Advertisement
 
YOU ARE HERE: LAT HomeCollectionsFathers

RODENT OF THE WEEK: You are what your father ate

BOOSTER SHOTS: Oddities, musings and news from the
health world

December 24, 2010|By Karen Kaplan, Los Angeles Times
  • The diet of fathers affected the metabolism of offspring -- even when dads and kids never met, a new study finds.
The diet of fathers affected the metabolism of offspring -- even when dads… (Advanced Cell Technologies )

As they say, you are what you eat. And if you’re a mouse, you’re also what your father ate.

So say researchers from the University of Massachusetts Medical School and the University of Texas at Austin. In a study published this week in the journal Cell, they report that a father’s diet influences how metabolic genes function in his offspring.

The research team fed some male mice a normal diet, while other mice got a low-protein diet. All the males mated with females who ate the same healthy diet. Sure enough, the offspring of the protein-deprived fathers had hundreds of genetic changes that weren’t seen in the mouse pups whose fathers ate the normal amount of protein. The changes were observed even when the fathers never met their offspring.

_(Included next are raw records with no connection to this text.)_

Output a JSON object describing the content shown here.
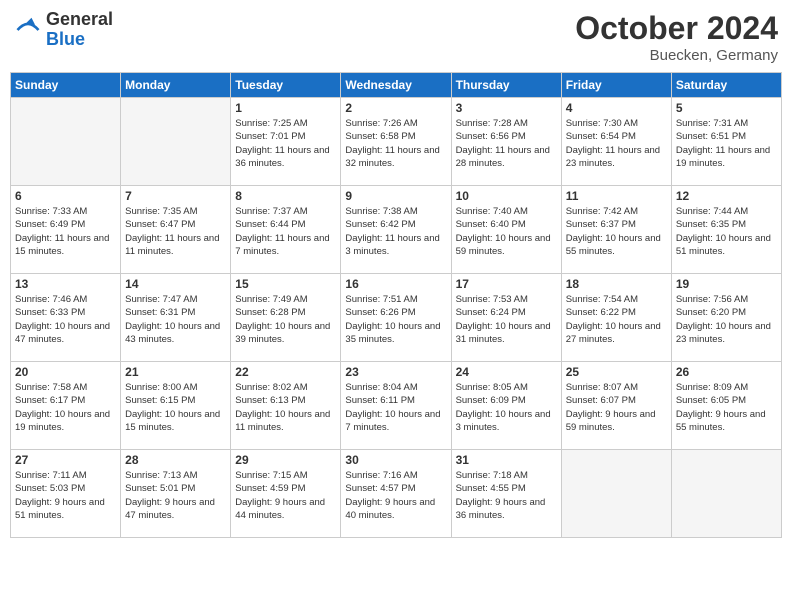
{
  "header": {
    "logo_line1": "General",
    "logo_line2": "Blue",
    "month": "October 2024",
    "location": "Buecken, Germany"
  },
  "days_of_week": [
    "Sunday",
    "Monday",
    "Tuesday",
    "Wednesday",
    "Thursday",
    "Friday",
    "Saturday"
  ],
  "weeks": [
    [
      {
        "day": "",
        "info": ""
      },
      {
        "day": "",
        "info": ""
      },
      {
        "day": "1",
        "info": "Sunrise: 7:25 AM\nSunset: 7:01 PM\nDaylight: 11 hours and 36 minutes."
      },
      {
        "day": "2",
        "info": "Sunrise: 7:26 AM\nSunset: 6:58 PM\nDaylight: 11 hours and 32 minutes."
      },
      {
        "day": "3",
        "info": "Sunrise: 7:28 AM\nSunset: 6:56 PM\nDaylight: 11 hours and 28 minutes."
      },
      {
        "day": "4",
        "info": "Sunrise: 7:30 AM\nSunset: 6:54 PM\nDaylight: 11 hours and 23 minutes."
      },
      {
        "day": "5",
        "info": "Sunrise: 7:31 AM\nSunset: 6:51 PM\nDaylight: 11 hours and 19 minutes."
      }
    ],
    [
      {
        "day": "6",
        "info": "Sunrise: 7:33 AM\nSunset: 6:49 PM\nDaylight: 11 hours and 15 minutes."
      },
      {
        "day": "7",
        "info": "Sunrise: 7:35 AM\nSunset: 6:47 PM\nDaylight: 11 hours and 11 minutes."
      },
      {
        "day": "8",
        "info": "Sunrise: 7:37 AM\nSunset: 6:44 PM\nDaylight: 11 hours and 7 minutes."
      },
      {
        "day": "9",
        "info": "Sunrise: 7:38 AM\nSunset: 6:42 PM\nDaylight: 11 hours and 3 minutes."
      },
      {
        "day": "10",
        "info": "Sunrise: 7:40 AM\nSunset: 6:40 PM\nDaylight: 10 hours and 59 minutes."
      },
      {
        "day": "11",
        "info": "Sunrise: 7:42 AM\nSunset: 6:37 PM\nDaylight: 10 hours and 55 minutes."
      },
      {
        "day": "12",
        "info": "Sunrise: 7:44 AM\nSunset: 6:35 PM\nDaylight: 10 hours and 51 minutes."
      }
    ],
    [
      {
        "day": "13",
        "info": "Sunrise: 7:46 AM\nSunset: 6:33 PM\nDaylight: 10 hours and 47 minutes."
      },
      {
        "day": "14",
        "info": "Sunrise: 7:47 AM\nSunset: 6:31 PM\nDaylight: 10 hours and 43 minutes."
      },
      {
        "day": "15",
        "info": "Sunrise: 7:49 AM\nSunset: 6:28 PM\nDaylight: 10 hours and 39 minutes."
      },
      {
        "day": "16",
        "info": "Sunrise: 7:51 AM\nSunset: 6:26 PM\nDaylight: 10 hours and 35 minutes."
      },
      {
        "day": "17",
        "info": "Sunrise: 7:53 AM\nSunset: 6:24 PM\nDaylight: 10 hours and 31 minutes."
      },
      {
        "day": "18",
        "info": "Sunrise: 7:54 AM\nSunset: 6:22 PM\nDaylight: 10 hours and 27 minutes."
      },
      {
        "day": "19",
        "info": "Sunrise: 7:56 AM\nSunset: 6:20 PM\nDaylight: 10 hours and 23 minutes."
      }
    ],
    [
      {
        "day": "20",
        "info": "Sunrise: 7:58 AM\nSunset: 6:17 PM\nDaylight: 10 hours and 19 minutes."
      },
      {
        "day": "21",
        "info": "Sunrise: 8:00 AM\nSunset: 6:15 PM\nDaylight: 10 hours and 15 minutes."
      },
      {
        "day": "22",
        "info": "Sunrise: 8:02 AM\nSunset: 6:13 PM\nDaylight: 10 hours and 11 minutes."
      },
      {
        "day": "23",
        "info": "Sunrise: 8:04 AM\nSunset: 6:11 PM\nDaylight: 10 hours and 7 minutes."
      },
      {
        "day": "24",
        "info": "Sunrise: 8:05 AM\nSunset: 6:09 PM\nDaylight: 10 hours and 3 minutes."
      },
      {
        "day": "25",
        "info": "Sunrise: 8:07 AM\nSunset: 6:07 PM\nDaylight: 9 hours and 59 minutes."
      },
      {
        "day": "26",
        "info": "Sunrise: 8:09 AM\nSunset: 6:05 PM\nDaylight: 9 hours and 55 minutes."
      }
    ],
    [
      {
        "day": "27",
        "info": "Sunrise: 7:11 AM\nSunset: 5:03 PM\nDaylight: 9 hours and 51 minutes."
      },
      {
        "day": "28",
        "info": "Sunrise: 7:13 AM\nSunset: 5:01 PM\nDaylight: 9 hours and 47 minutes."
      },
      {
        "day": "29",
        "info": "Sunrise: 7:15 AM\nSunset: 4:59 PM\nDaylight: 9 hours and 44 minutes."
      },
      {
        "day": "30",
        "info": "Sunrise: 7:16 AM\nSunset: 4:57 PM\nDaylight: 9 hours and 40 minutes."
      },
      {
        "day": "31",
        "info": "Sunrise: 7:18 AM\nSunset: 4:55 PM\nDaylight: 9 hours and 36 minutes."
      },
      {
        "day": "",
        "info": ""
      },
      {
        "day": "",
        "info": ""
      }
    ]
  ]
}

Among the genes that were modified were some involved in making fat and cholesterol. Study leader Dr. Oliver Rando of U. Mass said those changes were probably meant to give the sons and daughters a boost. “It’s consistent with the idea that when parents go hungry, it’s best for offspring to hoard calories,” he said in a statement distributed by Cell.

The study adds to a body of evidence suggesting that parents – and even grandparents – can pass down traits through so-called epigenetic factors. Earlier this year, a study published in the journal Nature found that male rats who ate a high-fat diet sired daughters who had impaired glucose tolerance.

A similar mechanism is probably at work in humans too, Rando said. A famous study known as the Overkalix Cohort Study found that men who had a poor diet during their teens were more likely to have grandchildren who suffered from diabetes, heart disease and weight problems.

RELATED: What a dad eats can affect his daughter's health, researchers say

Advertisement
Los Angeles Times Articles
|
|
|